The Trinidad & Tobago government said yesterday that it had appealed for "fair and open" access for its football fans to World Cup tickets but it remained "concerned" that the Fifa official with a monopoly over seats in the Caribbean nation had so far not addressed its concerns.

As The Independent reported yesterday, all of Trinidad & Tobago's ticket allocation is being handled by a travel agency owned by Jack Warner, a Fifa vice-president and the president of Concacaf who is also a special advisor to the Trinidad & Tobago Football Federation.

Newspaper advertisements placed by Warner's company, Simpaul Travel, have told fans that unless they buy tickets via his agency's "travel packages" (where travel is not included in the basic price), they will not be able to see their team play.
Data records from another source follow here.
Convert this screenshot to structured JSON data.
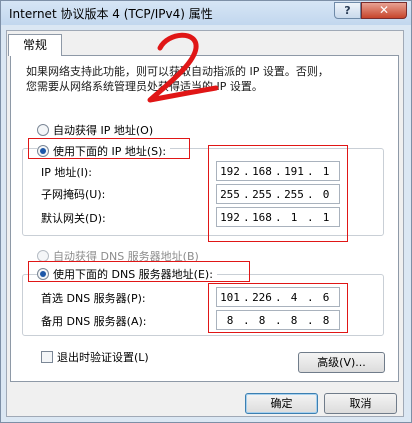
{
  "window": {
    "title": "Internet 协议版本 4 (TCP/IPv4) 属性",
    "help_glyph": "?",
    "close_glyph": "✕"
  },
  "tab": {
    "label": "常规"
  },
  "description": {
    "line1": "如果网络支持此功能，则可以获取自动指派的 IP 设置。否则，",
    "line2": "您需要从网络系统管理员处获得适当的 IP 设置。"
  },
  "ip_section": {
    "auto_label": "自动获得 IP 地址(O)",
    "manual_label": "使用下面的 IP 地址(S):",
    "ip_label": "IP 地址(I):",
    "mask_label": "子网掩码(U):",
    "gateway_label": "默认网关(D):",
    "ip": [
      "192",
      "168",
      "191",
      "1"
    ],
    "mask": [
      "255",
      "255",
      "255",
      "0"
    ],
    "gateway": [
      "192",
      "168",
      "1",
      "1"
    ]
  },
  "dns_section": {
    "auto_label": "自动获得 DNS 服务器地址(B)",
    "manual_label": "使用下面的 DNS 服务器地址(E):",
    "preferred_label": "首选 DNS 服务器(P):",
    "alternate_label": "备用 DNS 服务器(A):",
    "preferred": [
      "101",
      "226",
      "4",
      "6"
    ],
    "alternate": [
      "8",
      "8",
      "8",
      "8"
    ]
  },
  "validate": {
    "label": "退出时验证设置(L)"
  },
  "buttons": {
    "advanced": "高级(V)...",
    "ok": "确定",
    "cancel": "取消"
  },
  "annotation": {
    "number": "2"
  },
  "colors": {
    "highlight": "#e01616",
    "titlebar": "#c2d7ee"
  }
}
It is estimated that Simpaul will make about £1,660 profit on each £2,720 package, which includes three tickets with a total face value of £200 maximum, and hotel accommodation. The scandal could also have repercussions for fans of England, who will play Trinidad & Tobago in the group phase in Nuremberg on 15 June. Each of the associations should receive a minimum of 2,950 tickets for sale to its fans.

Any spare seats from the TTFF's allocation would normally be returned to Fifa and, in all likelihood, offered to the English FA for sale to its fans. Yet Warner has also claimed that an unnamed European tour operator is supplying his agency, raising doubts about what will happen to the TTFF tickets.

Roger Boynes, the sport minister in Trinidad & Tobago, has written to Warner asking that fans get access to tickets at face value or thereabouts. A government spokesman said: "The minister is concerned but we're still hopeful that something can be done to get ordinary people fair and open access to tickets." He added that Warner has told the government that he still does not know how many tickets the TTFF will receive.

Simpaul's website continues to claim that it is not selling tickets, but callers are being offered tickets.